[Excerpts from an interface dataset]
****

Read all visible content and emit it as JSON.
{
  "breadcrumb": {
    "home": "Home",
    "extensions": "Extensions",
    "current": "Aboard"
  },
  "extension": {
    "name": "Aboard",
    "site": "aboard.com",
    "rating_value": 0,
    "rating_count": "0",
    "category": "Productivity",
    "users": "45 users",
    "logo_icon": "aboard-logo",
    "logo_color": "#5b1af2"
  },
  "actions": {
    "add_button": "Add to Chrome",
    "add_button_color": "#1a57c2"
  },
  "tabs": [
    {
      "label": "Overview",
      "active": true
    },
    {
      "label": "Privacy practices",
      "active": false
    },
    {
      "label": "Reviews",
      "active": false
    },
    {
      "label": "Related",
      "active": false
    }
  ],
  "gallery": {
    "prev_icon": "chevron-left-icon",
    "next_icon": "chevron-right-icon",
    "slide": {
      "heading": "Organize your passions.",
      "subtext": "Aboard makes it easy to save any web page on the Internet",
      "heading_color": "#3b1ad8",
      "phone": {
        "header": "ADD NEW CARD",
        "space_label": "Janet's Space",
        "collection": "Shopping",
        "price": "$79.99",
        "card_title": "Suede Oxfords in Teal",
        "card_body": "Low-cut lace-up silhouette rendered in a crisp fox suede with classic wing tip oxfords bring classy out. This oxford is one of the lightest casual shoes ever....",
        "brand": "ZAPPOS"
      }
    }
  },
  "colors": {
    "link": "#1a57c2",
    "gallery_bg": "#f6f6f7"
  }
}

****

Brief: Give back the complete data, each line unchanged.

Task output:
Read all visible content and emit it as JSON.
{
  "breadcrumb": {
    "home": "Home",
    "extensions": "Extensions",
    "current": "Aboard"
  },
  "extension": {
    "name": "Aboard",
    "site": "aboard.com",
    "rating_value": 0,
    "rating_count": "0",
    "category": "Productivity",
    "users": "45 users",
    "logo_icon": "aboard-logo",
    "logo_color": "#5b1af2"
  },
  "actions": {
    "add_button": "Add to Chrome",
    "add_button_color": "#1a57c2"
  },
  "tabs": [
    {
      "label": "Overview",
      "active": true
    },
    {
      "label": "Privacy practices",
      "active": false
    },
    {
      "label": "Reviews",
      "active": false
    },
    {
      "label": "Related",
      "active": false
    }
  ],
  "gallery": {
    "prev_icon": "chevron-left-icon",
    "next_icon": "chevron-right-icon",
    "slide": {
      "heading": "Organize your passions.",
      "subtext": "Aboard makes it easy to save any web page on the Internet",
      "heading_color": "#3b1ad8",
      "phone": {
        "header": "ADD NEW CARD",
        "space_label": "Janet's Space",
        "collection": "Shopping",
        "price": "$79.99",
        "card_title": "Suede Oxfords in Teal",
        "card_body": "Low-cut lace-up silhouette rendered in a crisp fox suede with classic wing tip oxfords bring classy out. This oxford is one of the lightest casual shoes ever....",
        "brand": "ZAPPOS"
      }
    }
  },
  "colors": {
    "link": "#1a57c2",
    "gallery_bg": "#f6f6f7"
  }
}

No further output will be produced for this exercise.